El Ray, a private house in Kent, by Simon Conder Associates won the Stephen Lawrence Prize funded by the Marco Goldschmied Foundation, for the best example of a building with a construction budget of less than £1 million.

Castleford Bridge in Yorkshire by McDowell and Benedetti won the RIBA CABE Public Space Award, which celebrates publicly accessible external space.

The Midland Hotel in Morecambe won The Crown Estate Conservation Award.  The prize is awarded to the best work of conservation which demonstrates successful restoration or adaptation of an architecturally significant building.

Minster School in Southwell, Nottinghamshire by Penoyre & Prasad won the RIBA Sorrell Foundation Schools Award, was presented to the architects of the best RIBA award-winning school - primary or secondary - with the aim of raising the standards of design in all new school building.

The RIBA Client of the Year 2009 award, which recognises the extraordinarily high standard of this year’s shortlist and the different skills involved in architectural patronage, was presented to all six shortlisted entries. Peter Sharpe on behalf of the Kielder Partnership, for the Kielder Observatory in Northumberland by Charles Barclay Architects; Dr Roy Macgregor on behalf of Camden & Islington Community Solutions, for the Kentish Town Health Centre in London by Allford Hall Monaghan Morris; Peter Millican on behalf of Parabola Land, for Kings Place in London by Dixon Jones; Rod Holmes on behalf of Grosvenor, for the Liverpool One Masterplan, Liverpool by BDP; Laura Lee on behalf of Maggie's, for Maggie's Centre, London by Rogers Stirk Harbour + Partners; amd Rev Nicholas Holtam for St Martin-in-the-Fields, London by Eric Parry Architects and Caroe & Partners (Conservation Architect).

  • jack the ripper

    over the moon about this … take that Charles !

  • goldfinger

    Is this the best British architects can do?

  • jonathan

    this piece of orange _____,,,,?????

  • http://www.flickr.com/photos/stillreflections elaine

    went there on the London Night Hike last month. Lots of nice spaces in and around the building, delighted to hear it has won the prize.
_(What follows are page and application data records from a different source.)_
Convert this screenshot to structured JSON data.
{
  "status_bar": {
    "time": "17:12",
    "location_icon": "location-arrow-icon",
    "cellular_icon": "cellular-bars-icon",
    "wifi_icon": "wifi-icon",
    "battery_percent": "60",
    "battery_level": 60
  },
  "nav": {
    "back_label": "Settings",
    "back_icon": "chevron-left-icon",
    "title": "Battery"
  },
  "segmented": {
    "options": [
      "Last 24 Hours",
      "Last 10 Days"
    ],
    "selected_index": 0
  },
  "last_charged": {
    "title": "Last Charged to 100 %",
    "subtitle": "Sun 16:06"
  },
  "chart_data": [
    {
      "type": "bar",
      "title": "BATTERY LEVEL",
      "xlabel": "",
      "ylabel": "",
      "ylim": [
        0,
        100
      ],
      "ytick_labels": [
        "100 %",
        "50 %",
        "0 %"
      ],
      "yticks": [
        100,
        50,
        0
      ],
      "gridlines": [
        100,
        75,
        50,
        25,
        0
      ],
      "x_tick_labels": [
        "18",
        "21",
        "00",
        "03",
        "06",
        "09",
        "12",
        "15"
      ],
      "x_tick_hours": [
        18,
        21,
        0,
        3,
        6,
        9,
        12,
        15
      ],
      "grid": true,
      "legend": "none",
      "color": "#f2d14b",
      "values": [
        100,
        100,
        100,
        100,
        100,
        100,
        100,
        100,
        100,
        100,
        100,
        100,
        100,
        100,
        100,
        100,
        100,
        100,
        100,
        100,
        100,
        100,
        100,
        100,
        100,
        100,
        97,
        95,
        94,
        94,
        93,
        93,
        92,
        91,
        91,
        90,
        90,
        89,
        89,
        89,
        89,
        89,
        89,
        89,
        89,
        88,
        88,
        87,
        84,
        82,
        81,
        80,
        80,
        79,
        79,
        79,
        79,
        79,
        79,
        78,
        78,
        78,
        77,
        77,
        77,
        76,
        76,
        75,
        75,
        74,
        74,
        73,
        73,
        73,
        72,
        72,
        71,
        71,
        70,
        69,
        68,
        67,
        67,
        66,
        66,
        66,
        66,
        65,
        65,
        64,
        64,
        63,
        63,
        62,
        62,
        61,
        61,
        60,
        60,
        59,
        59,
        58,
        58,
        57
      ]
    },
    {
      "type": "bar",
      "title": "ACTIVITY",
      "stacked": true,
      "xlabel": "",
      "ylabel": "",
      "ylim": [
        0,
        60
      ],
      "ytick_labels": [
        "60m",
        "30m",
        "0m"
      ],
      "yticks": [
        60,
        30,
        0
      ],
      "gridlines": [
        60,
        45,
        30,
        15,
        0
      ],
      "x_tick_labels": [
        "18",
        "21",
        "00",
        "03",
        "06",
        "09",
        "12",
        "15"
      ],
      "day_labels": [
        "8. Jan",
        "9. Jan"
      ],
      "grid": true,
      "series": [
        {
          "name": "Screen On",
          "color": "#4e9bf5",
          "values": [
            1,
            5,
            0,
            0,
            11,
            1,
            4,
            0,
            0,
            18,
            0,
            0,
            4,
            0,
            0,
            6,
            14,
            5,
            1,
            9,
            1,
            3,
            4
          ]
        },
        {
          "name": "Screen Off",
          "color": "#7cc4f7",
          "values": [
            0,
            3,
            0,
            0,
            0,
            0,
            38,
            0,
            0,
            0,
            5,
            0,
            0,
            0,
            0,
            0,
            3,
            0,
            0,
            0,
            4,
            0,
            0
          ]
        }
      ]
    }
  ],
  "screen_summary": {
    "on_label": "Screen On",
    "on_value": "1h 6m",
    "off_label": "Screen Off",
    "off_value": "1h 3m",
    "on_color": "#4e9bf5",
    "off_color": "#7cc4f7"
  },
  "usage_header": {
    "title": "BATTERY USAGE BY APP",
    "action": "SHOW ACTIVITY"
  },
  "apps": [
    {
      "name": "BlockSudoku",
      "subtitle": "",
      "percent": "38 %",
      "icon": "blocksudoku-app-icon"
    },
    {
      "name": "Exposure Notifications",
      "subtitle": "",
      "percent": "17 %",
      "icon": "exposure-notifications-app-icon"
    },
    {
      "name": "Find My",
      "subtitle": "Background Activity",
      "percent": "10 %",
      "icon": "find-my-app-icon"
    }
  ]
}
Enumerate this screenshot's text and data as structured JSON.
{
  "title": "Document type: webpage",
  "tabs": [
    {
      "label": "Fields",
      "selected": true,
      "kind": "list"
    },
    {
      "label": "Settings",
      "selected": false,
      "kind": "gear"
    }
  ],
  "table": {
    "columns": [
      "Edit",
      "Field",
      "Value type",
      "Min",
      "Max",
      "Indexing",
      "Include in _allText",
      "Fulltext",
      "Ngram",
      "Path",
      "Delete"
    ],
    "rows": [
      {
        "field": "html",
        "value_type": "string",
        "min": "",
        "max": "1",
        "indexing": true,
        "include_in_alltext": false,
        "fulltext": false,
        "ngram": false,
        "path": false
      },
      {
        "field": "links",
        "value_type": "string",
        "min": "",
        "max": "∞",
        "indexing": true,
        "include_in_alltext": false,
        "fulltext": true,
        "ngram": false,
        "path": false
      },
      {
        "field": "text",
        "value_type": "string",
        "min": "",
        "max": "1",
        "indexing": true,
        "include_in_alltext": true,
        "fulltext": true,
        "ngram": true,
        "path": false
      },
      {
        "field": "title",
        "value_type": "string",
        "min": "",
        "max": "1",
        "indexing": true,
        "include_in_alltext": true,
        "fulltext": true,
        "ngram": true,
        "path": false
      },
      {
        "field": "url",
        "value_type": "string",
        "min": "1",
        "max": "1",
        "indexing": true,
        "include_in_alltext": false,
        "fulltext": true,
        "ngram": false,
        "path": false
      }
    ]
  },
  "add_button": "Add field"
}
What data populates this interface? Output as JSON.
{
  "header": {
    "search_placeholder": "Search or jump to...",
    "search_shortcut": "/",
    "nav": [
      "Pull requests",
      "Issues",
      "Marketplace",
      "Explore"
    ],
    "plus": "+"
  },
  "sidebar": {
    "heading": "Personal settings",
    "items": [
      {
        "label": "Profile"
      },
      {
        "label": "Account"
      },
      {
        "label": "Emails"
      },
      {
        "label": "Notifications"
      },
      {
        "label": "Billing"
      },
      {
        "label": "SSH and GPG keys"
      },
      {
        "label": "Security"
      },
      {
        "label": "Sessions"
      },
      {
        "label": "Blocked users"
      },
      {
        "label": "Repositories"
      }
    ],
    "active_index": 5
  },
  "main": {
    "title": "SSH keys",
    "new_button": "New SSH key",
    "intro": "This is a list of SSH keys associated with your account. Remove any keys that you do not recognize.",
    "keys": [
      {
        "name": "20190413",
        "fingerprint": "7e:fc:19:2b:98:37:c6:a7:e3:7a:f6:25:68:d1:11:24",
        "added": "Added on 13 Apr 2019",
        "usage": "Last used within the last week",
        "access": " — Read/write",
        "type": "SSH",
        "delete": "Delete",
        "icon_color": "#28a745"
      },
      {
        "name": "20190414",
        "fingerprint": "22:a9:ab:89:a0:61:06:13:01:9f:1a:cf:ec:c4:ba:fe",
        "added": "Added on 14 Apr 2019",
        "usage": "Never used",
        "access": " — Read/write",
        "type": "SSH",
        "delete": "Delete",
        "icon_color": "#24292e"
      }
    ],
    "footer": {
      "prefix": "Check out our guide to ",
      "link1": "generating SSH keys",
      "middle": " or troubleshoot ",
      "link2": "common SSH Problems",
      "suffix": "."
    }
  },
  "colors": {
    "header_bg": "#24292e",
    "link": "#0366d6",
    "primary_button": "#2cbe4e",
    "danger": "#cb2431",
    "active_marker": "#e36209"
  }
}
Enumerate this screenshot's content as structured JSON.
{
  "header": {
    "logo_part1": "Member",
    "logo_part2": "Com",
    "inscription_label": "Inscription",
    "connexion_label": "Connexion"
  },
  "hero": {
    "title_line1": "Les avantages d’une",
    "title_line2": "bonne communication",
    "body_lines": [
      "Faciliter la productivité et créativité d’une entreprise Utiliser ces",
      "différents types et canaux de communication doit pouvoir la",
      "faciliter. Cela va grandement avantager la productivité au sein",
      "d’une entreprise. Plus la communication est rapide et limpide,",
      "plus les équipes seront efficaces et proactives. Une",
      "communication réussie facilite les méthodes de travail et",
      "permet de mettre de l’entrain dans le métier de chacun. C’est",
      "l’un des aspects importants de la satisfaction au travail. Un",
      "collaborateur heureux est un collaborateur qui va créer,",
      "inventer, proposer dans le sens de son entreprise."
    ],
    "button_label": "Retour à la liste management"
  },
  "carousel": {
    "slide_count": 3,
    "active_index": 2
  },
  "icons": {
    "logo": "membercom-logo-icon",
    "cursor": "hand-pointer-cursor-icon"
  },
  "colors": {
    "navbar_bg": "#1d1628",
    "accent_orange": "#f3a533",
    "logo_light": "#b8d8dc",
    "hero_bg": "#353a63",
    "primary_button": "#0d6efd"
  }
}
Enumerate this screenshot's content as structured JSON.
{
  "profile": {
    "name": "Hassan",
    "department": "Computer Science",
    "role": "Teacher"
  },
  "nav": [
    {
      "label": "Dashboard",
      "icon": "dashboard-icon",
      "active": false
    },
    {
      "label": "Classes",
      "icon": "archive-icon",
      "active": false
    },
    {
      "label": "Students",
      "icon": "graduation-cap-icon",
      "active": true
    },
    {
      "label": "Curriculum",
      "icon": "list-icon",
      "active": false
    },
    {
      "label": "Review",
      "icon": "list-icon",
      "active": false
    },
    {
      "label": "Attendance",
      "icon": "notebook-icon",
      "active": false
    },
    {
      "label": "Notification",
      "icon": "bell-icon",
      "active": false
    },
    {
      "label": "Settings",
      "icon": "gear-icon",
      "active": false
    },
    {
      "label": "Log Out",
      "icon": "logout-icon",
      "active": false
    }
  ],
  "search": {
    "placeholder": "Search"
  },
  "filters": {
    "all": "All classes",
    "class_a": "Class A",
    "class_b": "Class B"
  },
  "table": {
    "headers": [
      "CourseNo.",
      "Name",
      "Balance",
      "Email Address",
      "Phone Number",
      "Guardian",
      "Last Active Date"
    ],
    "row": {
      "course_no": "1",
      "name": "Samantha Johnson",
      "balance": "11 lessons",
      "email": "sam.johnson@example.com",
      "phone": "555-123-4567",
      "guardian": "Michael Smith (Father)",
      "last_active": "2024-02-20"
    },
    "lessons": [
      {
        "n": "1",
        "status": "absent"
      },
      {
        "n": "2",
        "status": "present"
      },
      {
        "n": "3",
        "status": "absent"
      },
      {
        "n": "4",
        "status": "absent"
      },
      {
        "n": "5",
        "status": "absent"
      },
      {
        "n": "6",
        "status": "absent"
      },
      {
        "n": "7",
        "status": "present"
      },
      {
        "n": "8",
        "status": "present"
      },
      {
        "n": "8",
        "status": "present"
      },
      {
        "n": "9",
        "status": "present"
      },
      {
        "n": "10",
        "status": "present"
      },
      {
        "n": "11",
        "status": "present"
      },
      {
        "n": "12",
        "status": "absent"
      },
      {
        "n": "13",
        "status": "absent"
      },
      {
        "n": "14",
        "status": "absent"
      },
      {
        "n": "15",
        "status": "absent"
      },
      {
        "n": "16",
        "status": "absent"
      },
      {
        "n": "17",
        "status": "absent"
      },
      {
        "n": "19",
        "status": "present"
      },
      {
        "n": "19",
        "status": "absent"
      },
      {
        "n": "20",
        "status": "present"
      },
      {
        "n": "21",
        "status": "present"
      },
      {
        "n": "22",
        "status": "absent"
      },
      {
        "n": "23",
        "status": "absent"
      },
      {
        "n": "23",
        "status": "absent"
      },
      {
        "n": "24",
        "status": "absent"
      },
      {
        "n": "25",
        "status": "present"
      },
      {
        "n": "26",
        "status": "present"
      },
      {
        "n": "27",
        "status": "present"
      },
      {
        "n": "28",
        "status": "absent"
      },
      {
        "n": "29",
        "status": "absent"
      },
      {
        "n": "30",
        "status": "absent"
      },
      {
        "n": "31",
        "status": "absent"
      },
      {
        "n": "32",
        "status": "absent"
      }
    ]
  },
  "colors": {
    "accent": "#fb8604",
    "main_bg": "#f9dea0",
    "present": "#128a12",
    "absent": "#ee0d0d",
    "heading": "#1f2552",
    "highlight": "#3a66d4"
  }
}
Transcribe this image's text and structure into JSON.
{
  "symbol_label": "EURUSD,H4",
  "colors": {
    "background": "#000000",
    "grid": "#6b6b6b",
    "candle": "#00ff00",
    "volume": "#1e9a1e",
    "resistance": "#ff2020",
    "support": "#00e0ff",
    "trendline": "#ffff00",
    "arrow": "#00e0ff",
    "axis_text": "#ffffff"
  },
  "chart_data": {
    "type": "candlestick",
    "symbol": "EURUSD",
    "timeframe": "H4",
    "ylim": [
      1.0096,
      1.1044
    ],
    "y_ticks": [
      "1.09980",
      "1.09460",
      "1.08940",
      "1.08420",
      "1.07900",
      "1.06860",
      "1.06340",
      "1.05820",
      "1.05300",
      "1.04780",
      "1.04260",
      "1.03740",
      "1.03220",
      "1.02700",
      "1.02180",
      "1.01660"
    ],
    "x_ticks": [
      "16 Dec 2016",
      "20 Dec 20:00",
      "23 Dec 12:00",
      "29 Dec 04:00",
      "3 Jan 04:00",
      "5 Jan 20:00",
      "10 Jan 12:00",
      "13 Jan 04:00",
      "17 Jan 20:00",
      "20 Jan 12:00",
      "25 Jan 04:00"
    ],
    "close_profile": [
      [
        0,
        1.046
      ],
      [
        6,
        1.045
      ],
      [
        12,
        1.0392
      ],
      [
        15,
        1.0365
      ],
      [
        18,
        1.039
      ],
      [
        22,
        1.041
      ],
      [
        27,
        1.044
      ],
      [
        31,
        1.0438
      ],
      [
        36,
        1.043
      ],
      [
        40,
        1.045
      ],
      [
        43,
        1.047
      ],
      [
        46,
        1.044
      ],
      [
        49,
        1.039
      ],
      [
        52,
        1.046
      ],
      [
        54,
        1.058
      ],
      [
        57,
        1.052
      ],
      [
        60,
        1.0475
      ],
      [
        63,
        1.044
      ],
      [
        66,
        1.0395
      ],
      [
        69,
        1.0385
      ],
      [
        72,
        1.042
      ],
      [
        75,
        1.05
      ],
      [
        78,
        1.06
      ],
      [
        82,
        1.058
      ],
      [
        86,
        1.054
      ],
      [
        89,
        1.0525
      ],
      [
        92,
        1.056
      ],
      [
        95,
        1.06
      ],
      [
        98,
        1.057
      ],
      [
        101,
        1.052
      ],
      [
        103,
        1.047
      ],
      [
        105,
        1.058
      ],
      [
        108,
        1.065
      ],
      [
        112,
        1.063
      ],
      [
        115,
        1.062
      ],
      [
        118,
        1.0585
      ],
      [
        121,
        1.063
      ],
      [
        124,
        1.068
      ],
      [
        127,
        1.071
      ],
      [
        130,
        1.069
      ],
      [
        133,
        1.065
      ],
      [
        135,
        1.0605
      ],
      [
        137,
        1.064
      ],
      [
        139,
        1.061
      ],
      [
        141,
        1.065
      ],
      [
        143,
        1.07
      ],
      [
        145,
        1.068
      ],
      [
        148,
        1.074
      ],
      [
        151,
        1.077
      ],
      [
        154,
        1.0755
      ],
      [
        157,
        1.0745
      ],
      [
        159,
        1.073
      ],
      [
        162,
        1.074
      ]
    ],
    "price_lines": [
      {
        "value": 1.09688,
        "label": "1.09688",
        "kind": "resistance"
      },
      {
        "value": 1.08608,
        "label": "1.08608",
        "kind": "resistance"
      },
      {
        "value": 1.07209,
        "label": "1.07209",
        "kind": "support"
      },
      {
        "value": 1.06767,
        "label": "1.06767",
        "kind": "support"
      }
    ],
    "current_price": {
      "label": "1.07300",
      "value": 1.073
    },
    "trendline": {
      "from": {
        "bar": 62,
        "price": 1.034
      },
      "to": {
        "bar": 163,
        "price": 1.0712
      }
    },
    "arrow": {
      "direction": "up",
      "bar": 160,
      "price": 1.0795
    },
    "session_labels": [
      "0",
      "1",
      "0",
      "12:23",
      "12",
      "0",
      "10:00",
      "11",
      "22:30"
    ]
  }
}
Have a few night shots on my flickr – see web link.

  • http://www.micro-architects.com Ninian

    goldfinger and jonathan obviously don’t understand that a good building should have an ethic at its core, and that it’s internal spaces are more important that what it looks like from outside. maybe you would have prefered the shopping centre to win?

  • I Can Has Cheeseburger

    I am so pleased that this emerge as the winner. A well deserved accolade!

  • tanya telford – T

    im sure it has a positive affect and makes a big difference to many peoples lives which is brilliant.

  • Lee Corbusier

    A lovely little building… but it is still utterly amazing that after ten years of a construction industry riding high on a huge economic bubble that this should be the very best British building of the entire year.

    I agree that the ethic behind the building is wonderful – but remember this prize is for architecture, not enlightened clients. Plenty of marvellous buildings serve less honourable functions.

  • john elwyn kimber

    Nice building, in a tradition from Corb with a dash of Wright by way of Ahrends Burton and Koralek’s Maidenhead Library. Hard to judge it as a prize-winner without walking round all the shortlisted entries, but presumably the judges made an informed decision. The “is this the best building” comments say more about the state of official esteem for good architecture than it does about the architects, surely? It looks like a very user-friendly building without being twee or contrived. Subtle virtues?